[Records from a data collection]
"""
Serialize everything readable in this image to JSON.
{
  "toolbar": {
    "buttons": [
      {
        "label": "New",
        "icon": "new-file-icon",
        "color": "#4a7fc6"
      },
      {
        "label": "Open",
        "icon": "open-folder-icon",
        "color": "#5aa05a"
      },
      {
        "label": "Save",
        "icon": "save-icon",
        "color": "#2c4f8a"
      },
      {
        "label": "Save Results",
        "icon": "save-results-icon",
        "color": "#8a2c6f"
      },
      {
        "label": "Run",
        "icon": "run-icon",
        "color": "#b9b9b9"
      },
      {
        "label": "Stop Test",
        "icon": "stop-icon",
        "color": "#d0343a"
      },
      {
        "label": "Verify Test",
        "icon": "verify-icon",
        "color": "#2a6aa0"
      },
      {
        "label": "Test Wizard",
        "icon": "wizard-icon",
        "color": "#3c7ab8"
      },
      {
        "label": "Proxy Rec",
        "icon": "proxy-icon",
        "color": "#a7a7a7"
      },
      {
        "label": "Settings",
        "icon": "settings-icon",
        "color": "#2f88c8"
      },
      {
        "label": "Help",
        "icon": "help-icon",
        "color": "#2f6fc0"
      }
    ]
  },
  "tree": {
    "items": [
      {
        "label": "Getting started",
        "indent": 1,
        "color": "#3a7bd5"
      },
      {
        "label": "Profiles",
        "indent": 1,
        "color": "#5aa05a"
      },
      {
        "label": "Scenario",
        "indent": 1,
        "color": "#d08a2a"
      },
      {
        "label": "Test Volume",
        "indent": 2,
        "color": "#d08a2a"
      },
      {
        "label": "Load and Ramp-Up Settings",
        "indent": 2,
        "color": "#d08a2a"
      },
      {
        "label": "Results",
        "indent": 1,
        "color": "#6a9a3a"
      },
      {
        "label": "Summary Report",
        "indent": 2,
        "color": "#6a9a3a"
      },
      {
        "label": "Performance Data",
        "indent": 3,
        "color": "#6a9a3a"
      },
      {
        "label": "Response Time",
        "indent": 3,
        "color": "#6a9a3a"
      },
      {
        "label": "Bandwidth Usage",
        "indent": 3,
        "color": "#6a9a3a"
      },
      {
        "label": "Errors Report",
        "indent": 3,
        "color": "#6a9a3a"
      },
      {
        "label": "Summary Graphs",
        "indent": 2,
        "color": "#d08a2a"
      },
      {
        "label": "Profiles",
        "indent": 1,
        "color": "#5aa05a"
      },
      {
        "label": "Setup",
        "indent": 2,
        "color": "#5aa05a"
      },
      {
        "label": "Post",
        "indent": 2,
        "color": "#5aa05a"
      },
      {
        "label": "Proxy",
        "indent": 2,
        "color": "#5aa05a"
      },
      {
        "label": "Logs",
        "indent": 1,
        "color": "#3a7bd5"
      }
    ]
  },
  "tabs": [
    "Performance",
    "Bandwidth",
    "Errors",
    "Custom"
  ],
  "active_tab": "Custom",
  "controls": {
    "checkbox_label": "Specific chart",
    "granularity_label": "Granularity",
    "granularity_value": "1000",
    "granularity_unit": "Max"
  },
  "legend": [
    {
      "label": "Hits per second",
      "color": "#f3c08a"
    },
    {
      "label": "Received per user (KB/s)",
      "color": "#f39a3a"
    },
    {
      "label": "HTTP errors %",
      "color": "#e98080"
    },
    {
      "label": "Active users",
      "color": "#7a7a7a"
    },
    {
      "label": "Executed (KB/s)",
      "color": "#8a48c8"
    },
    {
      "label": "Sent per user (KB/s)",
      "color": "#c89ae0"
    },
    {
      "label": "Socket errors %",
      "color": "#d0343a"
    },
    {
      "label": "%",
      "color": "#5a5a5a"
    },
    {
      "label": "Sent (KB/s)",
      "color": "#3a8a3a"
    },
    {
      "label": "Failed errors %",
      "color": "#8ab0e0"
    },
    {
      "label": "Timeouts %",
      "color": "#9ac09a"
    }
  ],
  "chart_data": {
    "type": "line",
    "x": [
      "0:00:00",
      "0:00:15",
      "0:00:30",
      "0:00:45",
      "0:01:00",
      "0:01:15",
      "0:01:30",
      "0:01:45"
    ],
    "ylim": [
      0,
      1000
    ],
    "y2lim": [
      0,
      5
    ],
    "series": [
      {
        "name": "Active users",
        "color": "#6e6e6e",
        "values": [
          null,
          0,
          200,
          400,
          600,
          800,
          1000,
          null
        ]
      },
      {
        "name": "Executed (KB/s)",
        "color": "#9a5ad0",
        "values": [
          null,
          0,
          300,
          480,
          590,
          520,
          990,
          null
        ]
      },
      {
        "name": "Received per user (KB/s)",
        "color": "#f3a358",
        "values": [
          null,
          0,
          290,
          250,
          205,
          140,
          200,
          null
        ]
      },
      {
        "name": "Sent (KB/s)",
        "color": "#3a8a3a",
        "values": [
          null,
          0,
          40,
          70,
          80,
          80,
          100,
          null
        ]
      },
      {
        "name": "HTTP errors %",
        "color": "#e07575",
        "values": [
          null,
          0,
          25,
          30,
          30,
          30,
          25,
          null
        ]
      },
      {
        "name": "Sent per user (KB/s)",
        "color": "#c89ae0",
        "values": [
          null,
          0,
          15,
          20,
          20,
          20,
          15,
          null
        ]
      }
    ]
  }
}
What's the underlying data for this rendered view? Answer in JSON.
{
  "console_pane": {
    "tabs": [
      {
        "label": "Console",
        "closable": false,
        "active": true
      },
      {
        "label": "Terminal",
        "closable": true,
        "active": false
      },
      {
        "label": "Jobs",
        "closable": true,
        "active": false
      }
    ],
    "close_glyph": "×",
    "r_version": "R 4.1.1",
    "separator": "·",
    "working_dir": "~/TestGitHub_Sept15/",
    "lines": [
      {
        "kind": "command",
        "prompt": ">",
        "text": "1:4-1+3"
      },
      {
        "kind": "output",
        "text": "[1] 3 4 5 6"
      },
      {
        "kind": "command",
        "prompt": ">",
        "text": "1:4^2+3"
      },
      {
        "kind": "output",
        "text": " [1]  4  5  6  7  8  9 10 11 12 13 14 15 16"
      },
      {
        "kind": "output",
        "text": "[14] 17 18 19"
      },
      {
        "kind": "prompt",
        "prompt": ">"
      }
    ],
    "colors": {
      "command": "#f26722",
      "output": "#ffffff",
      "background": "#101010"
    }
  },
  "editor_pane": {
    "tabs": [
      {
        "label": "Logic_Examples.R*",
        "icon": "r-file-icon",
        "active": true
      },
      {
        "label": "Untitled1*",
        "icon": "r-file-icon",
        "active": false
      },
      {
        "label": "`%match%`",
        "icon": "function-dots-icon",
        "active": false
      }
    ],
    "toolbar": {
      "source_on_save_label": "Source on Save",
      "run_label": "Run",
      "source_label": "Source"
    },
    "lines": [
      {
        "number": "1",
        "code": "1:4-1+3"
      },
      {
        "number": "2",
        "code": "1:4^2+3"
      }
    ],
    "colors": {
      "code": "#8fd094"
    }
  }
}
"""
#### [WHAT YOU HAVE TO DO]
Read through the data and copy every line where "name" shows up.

#### [RESPONSE]
        "name": "Active users",
        "name": "Executed (KB/s)",
        "name": "Received per user (KB/s)",
        "name": "Sent (KB/s)",
        "name": "HTTP errors %",
        "name": "Sent per user (KB/s)",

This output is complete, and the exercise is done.